Although no names were mentioned, the employees were intentionally communicating with subordinates within the company, as well as with ex-employees and other persons. According to the commissioner this meant that two of the senior employees in the organisation were publicly making derogatory and demeaning remarks about the director and management to persons who, on the balance of probability, were fully aware about whom these comments were being made. Whilst some of the postings were quite innocuous and not, in the commissioner’s opinion, all that damaging to the employment relationship, the greater number were extremely serious and, if not constituting insubordination, certainly constituted gross insolence. After taking into account what had been written, where the comments had been posted, to whom they had been directed and by whom they had been said, the commissioner found that dismissal was a fair sanction.

The arbitration award was concluded with the following terse observation: “If employees wish their opinions to remain private, they should refrain from posting them on the internet”.

Jan Truter of www.labourwise.co.za

This entry was written by Labourwise www.labourwise.co.za is an on-line labour relations service aimed at assisting employers with the implementation of effective labour relations. They can be contacted via the website or info@labourwise.co.za.

Adrinalin Point-of-View:

Social media sites are public – VERY public – and whether you are acting as an individual, a business representative, an employee or a business owner BE AWARE. Don’t post pictures or post willy-nilly. Decide what your core values are (in any and all of the above instances) and post according to this self-imposed standard.

Encourage yourself, your employees and your colleagues to maintain integrity-based, authentic and professional images for themselves and your business.
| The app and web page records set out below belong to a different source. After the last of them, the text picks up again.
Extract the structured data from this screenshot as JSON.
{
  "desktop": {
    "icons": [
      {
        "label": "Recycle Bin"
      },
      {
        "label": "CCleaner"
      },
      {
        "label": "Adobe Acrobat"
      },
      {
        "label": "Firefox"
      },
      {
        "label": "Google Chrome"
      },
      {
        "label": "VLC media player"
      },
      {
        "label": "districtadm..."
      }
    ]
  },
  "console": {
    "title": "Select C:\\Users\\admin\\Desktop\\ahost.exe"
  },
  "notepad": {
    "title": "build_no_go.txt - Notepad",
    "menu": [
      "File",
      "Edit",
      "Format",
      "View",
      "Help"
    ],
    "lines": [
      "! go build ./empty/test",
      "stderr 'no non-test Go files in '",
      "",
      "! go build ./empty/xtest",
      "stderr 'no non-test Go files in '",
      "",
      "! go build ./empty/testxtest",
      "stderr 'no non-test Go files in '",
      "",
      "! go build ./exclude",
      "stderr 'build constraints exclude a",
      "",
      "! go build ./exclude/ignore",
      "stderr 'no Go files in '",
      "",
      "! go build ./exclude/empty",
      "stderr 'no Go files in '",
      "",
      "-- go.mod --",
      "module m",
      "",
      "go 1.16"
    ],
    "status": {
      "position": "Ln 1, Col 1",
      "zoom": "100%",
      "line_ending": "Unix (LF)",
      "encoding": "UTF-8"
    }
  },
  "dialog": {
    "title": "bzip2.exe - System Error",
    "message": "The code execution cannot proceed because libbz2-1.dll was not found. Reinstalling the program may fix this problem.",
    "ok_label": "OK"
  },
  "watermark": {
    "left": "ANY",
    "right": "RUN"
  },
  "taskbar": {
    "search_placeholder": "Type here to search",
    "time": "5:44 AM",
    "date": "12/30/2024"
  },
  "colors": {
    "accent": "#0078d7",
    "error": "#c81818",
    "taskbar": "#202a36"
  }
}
Don’t abandon the fun, just be cautious when it comes to posting online.

Diva over-and-out.